Peter, could you tell us a little about the work that you do?

I am CEO of Yanunijarra, looking after Ngurrara Country in the Kimberley region of Western Australia. We manage the Great Sandy Desert south of Fitzroy Crossing. Our main focus is land management - we work with rangers to do biodiversity surveys, fire management, feral animal control, and manage the impacts of climate change. Our main vision in moving forward is building a self-sustaining economic future, and having control of our Native Title land in the Great Sandy Desert in order to create new opportunities for our people to work on country.

Cultural fire management in the Australian desert © 10 Deserts Project

Your nature-based work contributes to achieving national and global conservation and climate goals. Are there changes that would make it easier for you to also realise more social and economic aspirations?

For a lot of desert mob, it's really hard to create a viable economic future, because there's a misconception that there's nothing out there in the desert and we rely on mining and pastoral development to bring opportunities through new agreements. But the ranger program supports access to country with limited funding, which allows our rangers to use our traditional knowledge and go out on country to manage it, and to transfer our knowledge to our young people and rangers.
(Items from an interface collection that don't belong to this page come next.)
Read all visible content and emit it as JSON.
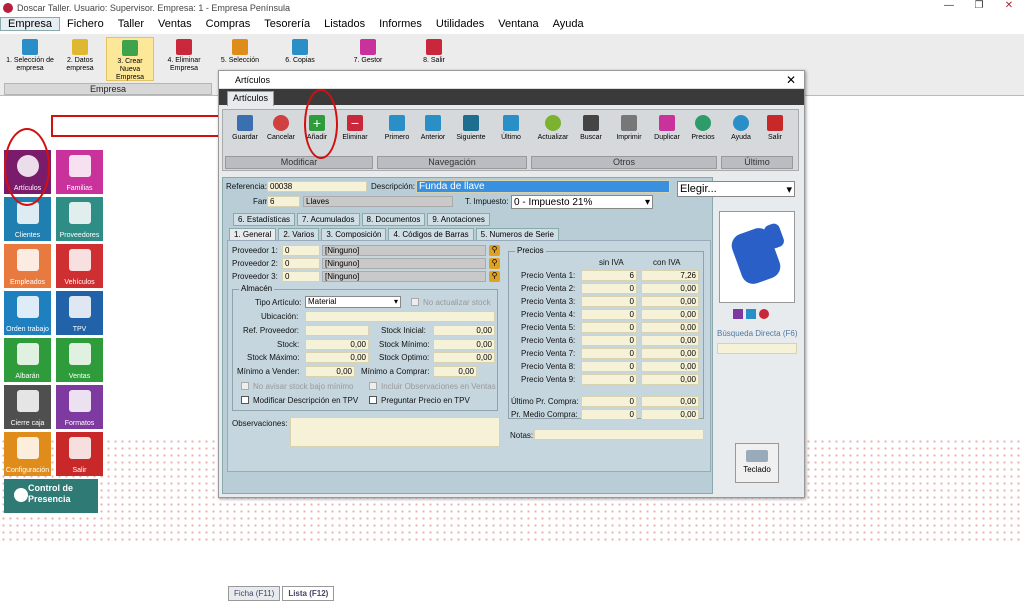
{
  "window": {
    "title": "Doscar Taller. Usuario: Supervisor. Empresa: 1 - Empresa Península",
    "controls": [
      "—",
      "❐",
      "✕"
    ]
  },
  "menu": [
    "Empresa",
    "Fichero",
    "Taller",
    "Ventas",
    "Compras",
    "Tesorería",
    "Listados",
    "Informes",
    "Utilidades",
    "Ventana",
    "Ayuda"
  ],
  "ribbon": {
    "buttons": [
      "1. Selección de empresa",
      "2. Datos empresa",
      "3. Crear Nueva Empresa",
      "4. Eliminar Empresa",
      "5. Selección",
      "6. Copias",
      "7. Gestor",
      "8. Salir"
    ],
    "group_label": "Empresa"
  },
  "tiles": [
    {
      "label": "Artículos",
      "color": "#7b1b6b"
    },
    {
      "label": "Familias",
      "color": "#c9319b"
    },
    {
      "label": "Clientes",
      "color": "#1f7fb0"
    },
    {
      "label": "Proveedores",
      "color": "#2e8e86"
    },
    {
      "label": "Empleados",
      "color": "#e87a40"
    },
    {
      "label": "Vehículos",
      "color": "#cf2f30"
    },
    {
      "label": "Orden trabajo",
      "color": "#1f80c0"
    },
    {
      "label": "TPV",
      "color": "#2162a8"
    },
    {
      "label": "Albarán",
      "color": "#2e9c3a"
    },
    {
      "label": "Ventas",
      "color": "#2e9c3a"
    },
    {
      "label": "Cierre caja",
      "color": "#4f4f4f"
    },
    {
      "label": "Formatos",
      "color": "#7e3aa0"
    },
    {
      "label": "Configuración",
      "color": "#e08c1a"
    },
    {
      "label": "Salir",
      "color": "#c82828"
    }
  ],
  "control_presencia": "Control de Presencia",
  "dialog": {
    "title": "Artículos",
    "tab": "Artículos",
    "buttons": [
      "Guardar",
      "Cancelar",
      "Añadir",
      "Eliminar",
      "Primero",
      "Anterior",
      "Siguiente",
      "Último",
      "Actualizar",
      "Buscar",
      "Imprimir",
      "Duplicar",
      "Precios",
      "Ayuda",
      "Salir"
    ],
    "groups": [
      "Modificar",
      "Navegación",
      "Otros",
      "Último"
    ],
    "referencia_label": "Referencia:",
    "referencia": "00038",
    "descripcion_label": "Descripción:",
    "descripcion": "Funda de llave",
    "familia_label": "Familia:",
    "familia_code": "6",
    "familia_name": "Llaves",
    "impuesto_label": "T. Impuesto:",
    "impuesto": "0 - Impuesto 21%",
    "elegir": "Elegir...",
    "tabs_top": [
      "6. Estadísticas",
      "7. Acumulados",
      "8. Documentos",
      "9. Anotaciones"
    ],
    "tabs_sub": [
      "1. General",
      "2. Varios",
      "3. Composición",
      "4. Códigos de Barras",
      "5. Numeros de Serie"
    ],
    "proveedores": [
      {
        "label": "Proveedor 1:",
        "code": "0",
        "name": "[Ninguno]"
      },
      {
        "label": "Proveedor 2:",
        "code": "0",
        "name": "[Ninguno]"
      },
      {
        "label": "Proveedor 3:",
        "code": "0",
        "name": "[Ninguno]"
      }
    ],
    "almacen": {
      "legend": "Almacén",
      "tipo_label": "Tipo Artículo:",
      "tipo": "Material",
      "no_actualizar": "No actualizar stock",
      "ubicacion": "Ubicación:",
      "ref_proveedor": "Ref. Proveedor:",
      "stock_inicial": "Stock Inicial:",
      "stock_inicial_val": "0,00",
      "stock": "Stock:",
      "stock_val": "0,00",
      "stock_minimo": "Stock Mínimo:",
      "stock_minimo_val": "0,00",
      "stock_maximo": "Stock Máximo:",
      "stock_maximo_val": "0,00",
      "stock_optimo": "Stock Optimo:",
      "stock_optimo_val": "0,00",
      "min_vender": "Mínimo a Vender:",
      "min_vender_val": "0,00",
      "min_comprar": "Mínimo a Comprar:",
      "min_comprar_val": "0,00",
      "no_avisar": "No avisar stock bajo mínimo",
      "incluir_obs": "Incluir Observaciones en Ventas",
      "modificar_desc": "Modificar Descripción en TPV",
      "preguntar_precio": "Preguntar Precio en TPV"
    },
    "observaciones": "Observaciones:",
    "precios": {
      "legend": "Precios",
      "col_sin": "sin IVA",
      "col_con": "con IVA",
      "rows": [
        {
          "label": "Precio Venta 1:",
          "sin": "6",
          "con": "7,26"
        },
        {
          "label": "Precio Venta 2:",
          "sin": "0",
          "con": "0,00"
        },
        {
          "label": "Precio Venta 3:",
          "sin": "0",
          "con": "0,00"
        },
        {
          "label": "Precio Venta 4:",
          "sin": "0",
          "con": "0,00"
        },
        {
          "label": "Precio Venta 5:",
          "sin": "0",
          "con": "0,00"
        },
        {
          "label": "Precio Venta 6:",
          "sin": "0",
          "con": "0,00"
        },
        {
          "label": "Precio Venta 7:",
          "sin": "0",
          "con": "0,00"
        },
        {
          "label": "Precio Venta 8:",
          "sin": "0",
          "con": "0,00"
        },
        {
          "label": "Precio Venta 9:",
          "sin": "0",
          "con": "0,00"
        }
      ],
      "ultimo_compra": "Último Pr. Compra:",
      "ultimo_compra_sin": "0",
      "ultimo_compra_con": "0,00",
      "medio_compra": "Pr. Medio Compra:",
      "medio_compra_sin": "0",
      "medio_compra_con": "0,00",
      "notas": "Notas:"
    },
    "busqueda_directa": "Búsqueda Directa (F6)",
    "teclado": "Teclado",
    "bottom_tabs": [
      "Ficha (F11)",
      "Lista (F12)"
    ]
  }
}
However, even though being a ranger is a paid position, it relies on government-funded programs, it's limited to only a small number of funded positions, it's only renewed project-to-project - and that lack of security has impacts on our long-term planning ability, which all adds to the challenge of creating an economically viable future for the remote desert mob.

Desert country landscape © Yaruman5 c/- flikr

You mentioned earlier that your land managers are dealing with climate change. What sort of changes have they seen on country?

We know that climate change is happening all over the world, and to deliver land management on country, climate change is one of several impacts and challenges that we have to include in our workplan. We measure the climate changes through how it impacts our traditional knowledge such as when certain flowers bloom, or when crocodiles lay their eggs. Traditionally our seasonal indicators are related to weather patterns - we know when the rain is going to fall, which helps us to time activities such as when to harvest or burn the land. However, the reality today is that the rains are falling later than normal, despite for example, crocodile eggs being laid when they're supposed to – and this means the eggs won't hatch, because the weather is getting too hot, and the floods are coming too late. 

It's all connected. We rely on the knowledge of the traditional owners and rangers - we know how it's supposed to be, but we have to keep adapting because the climate and seasonal indicators are all changing. So, we're really walking in two worlds - combining traditional and modern techniques of land management. Most desert groups have cultural awareness and knowledge - we're born as land managers, we have the knowledge that's been passed on by our ancestors, and we have our responsibilities to manage the land. But we have to also measure what's happening around us with climate change and learn how to adapt to those fast-moving changes. We have the knowledge of how to burn and when to burn, but if the rains come later, we need to change the timing so that we burn in the right season. And this has other impacts too - a lot of traditional owners in the desert rely on the food that is gathered as part of the burning, but if they have to burn later because the rain is delayed, they have to wait a long time before they can access that food, and this reduces their food security. 

Great Sandy Desert seen from above. Image © NASA

What gives you hope for the future?

The hope is having more youth rangers out on country, and transferring knowledge from Traditional Owners to the youth rangers. Having an identity and cultural connection to country allows us to manage the land with pride.

Ampliseed is a global network of landscape scale conservation and climate change projects, connecting practitioners with a rights-based, human-centered approach to building environmental resilience. It is supported by BHP Foundation, and facilitated by Pollination Foundation - together we learn, share and amplify. The Indigenous Desert Alliance is working to build the largest Indigenous-led connected conservation network on Earth. IDA delivers the 10 Deserts Project, supported by BHP Foundation's Environmental Resilience Program.